Beacham’s life changed after Welles' death. “When you’re touched by genius, as I was lucky enough to have been with Orson, you know life is going to be different. I couldn’t go back to Lifestyles of the Rich and Famous. I went freelance and began to do the work I wanted to do.” Beacham is now the same age as Welles when Welles died, and about to start work on a network TV project.
This play is his first, and Demas is so like Welles (though without his deep voice) that Beacham occasionally emerges from their lunches as exhausted as he was after lunch with Welles himself.
Welles, Beacham said, would have welcomed all the innovations in technology, particularly in filmmaking, that have taken place in the last 30-plus years.
Had he been alive, Welles would be using all this new technology to make movies. Whenever Beacham sees a new camcorder, or an upgrade to an Apple application like iMovie, he thinks of Welles. “If he were alive today, he’d be making his movies without regard to raising huge amounts of money.”
“Orson would have 225 iPhones,” Beacham said, laughing. “He was always heading to the next big areas of innovation.”
“I would love to thank him for changing my life,” Beacham said of Welles. “I didn’t know it at the time. I was aware I was going through incredible changes because of the contrast of Orson’s world of total creativity and the world of Lifestyles of the Rich and Famous which was so much about taking the pay check. Orson gave me the freedom to let go of it. If I could speak to him today I would thank him eternally for that.”

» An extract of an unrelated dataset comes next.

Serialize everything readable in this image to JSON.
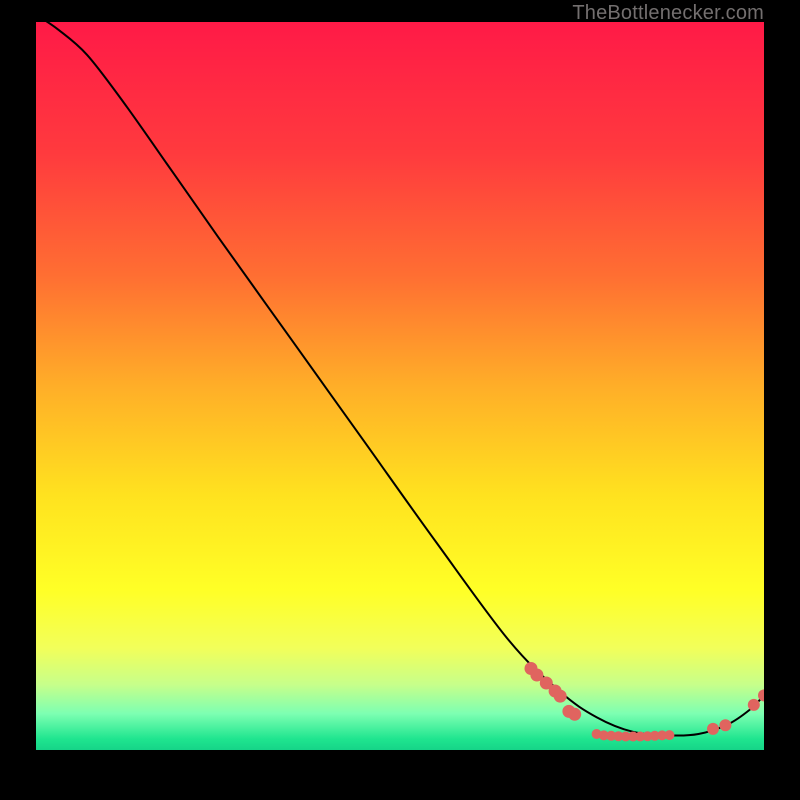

Maverick is at the Connelly Theater, 220 East 4th Street, NYC, until March 2.